Tuesday, December 4, 2007

Goudge Inquiry: Would You Call This "Appropriate Objectivity?"

Earlier this week, Inquiry lawyer Mark Sandler asked former Chief Coroner Dr. James Young if he believed the Chief Coroner's office had showed "appropriate objectivity" when evaluating the information coming forth about Dr. Charles Smith.

Sandler then rephrased his question to ask if, given the state of Dr. Young's current knowledge, "the Office failed to see the alarm bells or red flags concerning Dr. Smith because it was so invested with Dr. Smith and the work that he was doing with the Coroner's Office?"

Dr. Young took umbrage with this suggestion and responded by pointing the finger at unnamed defence lawyers, police officers and crown attorneys who, he alleged, had failed to provide him with feedback about Smith from the courts.

Young particularly singled out the defence bar, saying: "We weren't hearing from the Defence Bar," Young said. "The Defence Bar were planning an ambush in a different way and that's fine...But you know, we weren't getting phone calls saying we want a review of Charles Smith; it didn't happen."

Earlier this week Dr Young testified that he found Smith's attitude at several meetings held to discuss his future in 2002, because, "at this point in time, he was -- had a reason for everything and the reason was always someone else not doing
something, or letting -- letting him down, or not."

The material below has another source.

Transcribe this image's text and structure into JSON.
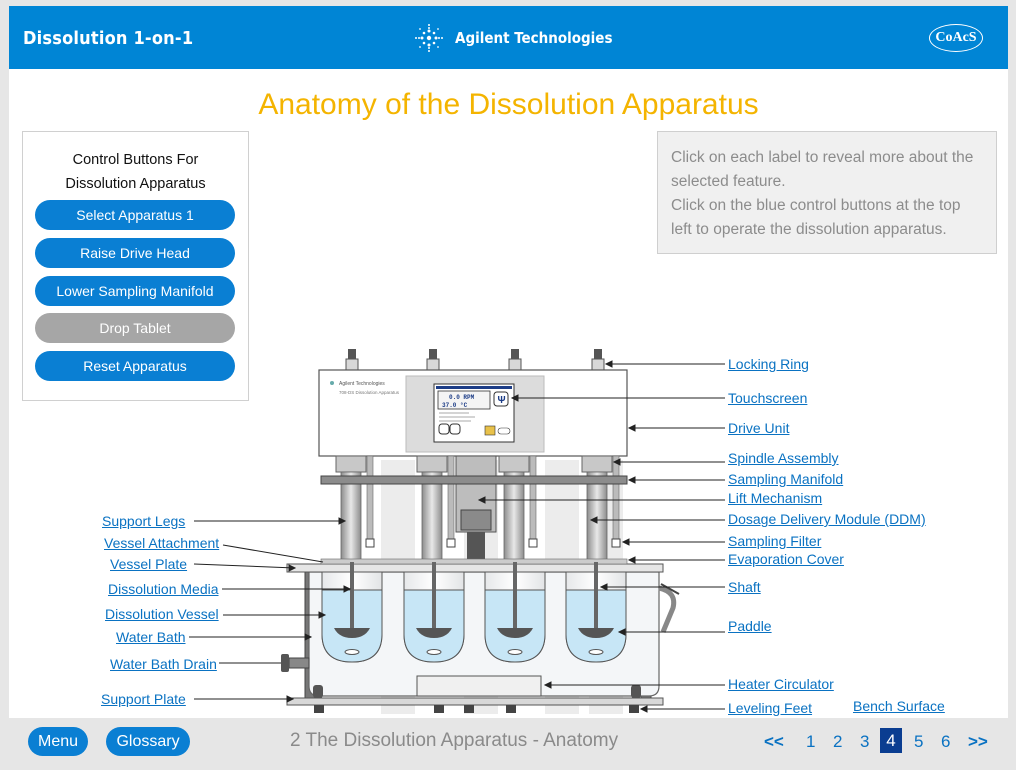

With respect, in this Blogster's humble view, by blaming unnamed crown attorneys, police officers, and defence lawyers, for his failure to remove Dr. Smith from performing medico-legal autopsies at a much earlier time, Dr, Young was playing the same diversion game.

Indeed, the Inquiry heard evidence that as Dr. Smith was the subject of national television and print attention and a detailed complaint submitted to him - which he acknowledges that he read (except for passages which, without reading, he felt he should not have read) - back in 1991;

The alarm bells don't get much louder then that.

The reality is that if the Chief Coroner's office had not given Dr. Smith "carte blanche" over two decades - it would not have been necessary for his successor, Dr. Barry McLellan to order the independent review of forty-one of those cases with its disturbing results.

To accuse defence lawyers of creating an ambush - presumably by attempting to defend clients like Bill Mullins-Johnson, Brenda Waudby and Sharon's mother who were wrongfully accused of murder because of Dr. Smith's opinions - is a particularly low blow.

There was no financial gain to be had in defending Dr. Smith's victims who were mainly poor and marginalized - and had nowhere near the resources of the state that was prosecuting him with their infallible expert witness

To blame prosecutors who were desperately waiting for Dr. Smith's reports - because no one in the Chief Coroner's office was ensuring that he deliver them on time - is equally unfair.

Police officers can rightfully be disturbed by Dr. Young's allegation that they were somehow at fault; They relied on the Chief Coroner's Office to supervise Dr. Smith and were terribly let down.

The evidence called at the Inquiry to date convinces me that the Office of the Chief Coroner was so much in the grip of Dr. Smith that it took a hands off attitude in spite of a litany of long overdue reports that had to be subpoenaed, failure to respond to phone calls from police officers and prosecutors, loss of key forensic exhibits and worrisome court decisions.

Is that what you would call "appropriate objectivity"?

Harold Levy; hlevy15@gmail.com;